(Records to process Opens)

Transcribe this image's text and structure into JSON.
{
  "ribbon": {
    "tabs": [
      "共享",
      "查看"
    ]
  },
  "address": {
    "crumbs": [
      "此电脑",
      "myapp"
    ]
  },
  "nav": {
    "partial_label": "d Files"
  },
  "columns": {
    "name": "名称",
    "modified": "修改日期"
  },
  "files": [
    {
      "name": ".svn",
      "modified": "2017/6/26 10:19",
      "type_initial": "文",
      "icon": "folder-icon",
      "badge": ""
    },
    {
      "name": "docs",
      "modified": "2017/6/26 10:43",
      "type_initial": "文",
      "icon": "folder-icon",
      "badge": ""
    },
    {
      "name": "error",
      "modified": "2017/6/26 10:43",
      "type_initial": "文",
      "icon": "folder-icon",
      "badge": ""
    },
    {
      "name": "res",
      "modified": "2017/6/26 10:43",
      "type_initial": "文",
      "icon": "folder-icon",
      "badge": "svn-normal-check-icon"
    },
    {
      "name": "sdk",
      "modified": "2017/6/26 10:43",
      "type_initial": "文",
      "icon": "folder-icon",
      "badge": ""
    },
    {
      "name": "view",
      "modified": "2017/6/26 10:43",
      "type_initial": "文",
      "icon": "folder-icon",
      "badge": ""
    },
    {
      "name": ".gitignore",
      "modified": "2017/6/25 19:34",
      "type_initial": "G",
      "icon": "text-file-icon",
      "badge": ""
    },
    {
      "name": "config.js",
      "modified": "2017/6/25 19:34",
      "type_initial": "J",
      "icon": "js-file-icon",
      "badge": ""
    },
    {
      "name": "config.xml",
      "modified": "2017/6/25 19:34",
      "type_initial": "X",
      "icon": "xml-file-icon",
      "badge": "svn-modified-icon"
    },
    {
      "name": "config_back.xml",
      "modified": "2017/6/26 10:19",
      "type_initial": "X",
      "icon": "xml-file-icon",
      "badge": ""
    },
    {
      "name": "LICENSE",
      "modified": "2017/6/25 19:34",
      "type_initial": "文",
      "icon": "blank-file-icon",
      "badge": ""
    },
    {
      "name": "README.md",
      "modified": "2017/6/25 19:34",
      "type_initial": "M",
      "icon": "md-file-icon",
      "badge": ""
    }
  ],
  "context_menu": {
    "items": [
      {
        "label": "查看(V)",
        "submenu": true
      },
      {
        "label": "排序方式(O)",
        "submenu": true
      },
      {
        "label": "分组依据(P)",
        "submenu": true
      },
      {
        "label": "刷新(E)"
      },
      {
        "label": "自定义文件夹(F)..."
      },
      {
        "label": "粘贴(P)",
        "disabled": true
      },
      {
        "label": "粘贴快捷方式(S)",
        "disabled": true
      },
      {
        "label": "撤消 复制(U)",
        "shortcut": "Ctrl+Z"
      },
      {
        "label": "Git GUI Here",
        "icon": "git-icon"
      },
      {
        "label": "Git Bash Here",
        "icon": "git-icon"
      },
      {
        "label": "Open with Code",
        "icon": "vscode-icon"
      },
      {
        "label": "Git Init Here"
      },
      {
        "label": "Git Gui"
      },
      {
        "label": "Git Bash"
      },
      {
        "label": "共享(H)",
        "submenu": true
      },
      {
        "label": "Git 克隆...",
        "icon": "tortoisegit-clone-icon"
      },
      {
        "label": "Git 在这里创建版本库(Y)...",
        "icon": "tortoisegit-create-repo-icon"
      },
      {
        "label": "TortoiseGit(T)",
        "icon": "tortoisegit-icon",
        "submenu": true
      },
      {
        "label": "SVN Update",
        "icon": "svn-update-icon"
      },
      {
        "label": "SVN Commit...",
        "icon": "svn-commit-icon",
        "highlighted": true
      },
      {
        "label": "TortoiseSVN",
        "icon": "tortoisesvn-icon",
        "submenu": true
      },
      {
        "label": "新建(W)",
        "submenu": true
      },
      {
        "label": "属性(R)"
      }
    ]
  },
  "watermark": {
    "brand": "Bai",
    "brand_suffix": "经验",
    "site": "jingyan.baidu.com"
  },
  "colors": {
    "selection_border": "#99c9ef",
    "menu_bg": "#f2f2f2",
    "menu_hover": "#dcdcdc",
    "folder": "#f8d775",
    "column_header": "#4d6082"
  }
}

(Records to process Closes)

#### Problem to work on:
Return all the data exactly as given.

#### Written solution:
Transcribe this image's text and structure into JSON.
{
  "ribbon": {
    "tabs": [
      "共享",
      "查看"
    ]
  },
  "address": {
    "crumbs": [
      "此电脑",
      "myapp"
    ]
  },
  "nav": {
    "partial_label": "d Files"
  },
  "columns": {
    "name": "名称",
    "modified": "修改日期"
  },
  "files": [
    {
      "name": ".svn",
      "modified": "2017/6/26 10:19",
      "type_initial": "文",
      "icon": "folder-icon",
      "badge": ""
    },
    {
      "name": "docs",
      "modified": "2017/6/26 10:43",
      "type_initial": "文",
      "icon": "folder-icon",
      "badge": ""
    },
    {
      "name": "error",
      "modified": "2017/6/26 10:43",
      "type_initial": "文",
      "icon": "folder-icon",
      "badge": ""
    },
    {
      "name": "res",
      "modified": "2017/6/26 10:43",
      "type_initial": "文",
      "icon": "folder-icon",
      "badge": "svn-normal-check-icon"
    },
    {
      "name": "sdk",
      "modified": "2017/6/26 10:43",
      "type_initial": "文",
      "icon": "folder-icon",
      "badge": ""
    },
    {
      "name": "view",
      "modified": "2017/6/26 10:43",
      "type_initial": "文",
      "icon": "folder-icon",
      "badge": ""
    },
    {
      "name": ".gitignore",
      "modified": "2017/6/25 19:34",
      "type_initial": "G",
      "icon": "text-file-icon",
      "badge": ""
    },
    {
      "name": "config.js",
      "modified": "2017/6/25 19:34",
      "type_initial": "J",
      "icon": "js-file-icon",
      "badge": ""
    },
    {
      "name": "config.xml",
      "modified": "2017/6/25 19:34",
      "type_initial": "X",
      "icon": "xml-file-icon",
      "badge": "svn-modified-icon"
    },
    {
      "name": "config_back.xml",
      "modified": "2017/6/26 10:19",
      "type_initial": "X",
      "icon": "xml-file-icon",
      "badge": ""
    },
    {
      "name": "LICENSE",
      "modified": "2017/6/25 19:34",
      "type_initial": "文",
      "icon": "blank-file-icon",
      "badge": ""
    },
    {
      "name": "README.md",
      "modified": "2017/6/25 19:34",
      "type_initial": "M",
      "icon": "md-file-icon",
      "badge": ""
    }
  ],
  "context_menu": {
    "items": [
      {
        "label": "查看(V)",
        "submenu": true
      },
      {
        "label": "排序方式(O)",
        "submenu": true
      },
      {
        "label": "分组依据(P)",
        "submenu": true
      },
      {
        "label": "刷新(E)"
      },
      {
        "label": "自定义文件夹(F)..."
      },
      {
        "label": "粘贴(P)",
        "disabled": true
      },
      {
        "label": "粘贴快捷方式(S)",
        "disabled": true
      },
      {
        "label": "撤消 复制(U)",
        "shortcut": "Ctrl+Z"
      },
      {
        "label": "Git GUI Here",
        "icon": "git-icon"
      },
      {
        "label": "Git Bash Here",
        "icon": "git-icon"
      },
      {
        "label": "Open with Code",
        "icon": "vscode-icon"
      },
      {
        "label": "Git Init Here"
      },
      {
        "label": "Git Gui"
      },
      {
        "label": "Git Bash"
      },
      {
        "label": "共享(H)",
        "submenu": true
      },
      {
        "label": "Git 克隆...",
        "icon": "tortoisegit-clone-icon"
      },
      {
        "label": "Git 在这里创建版本库(Y)...",
        "icon": "tortoisegit-create-repo-icon"
      },
      {
        "label": "TortoiseGit(T)",
        "icon": "tortoisegit-icon",
        "submenu": true
      },
      {
        "label": "SVN Update",
        "icon": "svn-update-icon"
      },
      {
        "label": "SVN Commit...",
        "icon": "svn-commit-icon",
        "highlighted": true
      },
      {
        "label": "TortoiseSVN",
        "icon": "tortoisesvn-icon",
        "submenu": true
      },
      {
        "label": "新建(W)",
        "submenu": true
      },
      {
        "label": "属性(R)"
      }
    ]
  },
  "watermark": {
    "brand": "Bai",
    "brand_suffix": "经验",
    "site": "jingyan.baidu.com"
  },
  "colors": {
    "selection_border": "#99c9ef",
    "menu_bg": "#f2f2f2",
    "menu_hover": "#dcdcdc",
    "folder": "#f8d775",
    "column_header": "#4d6082"
  }
}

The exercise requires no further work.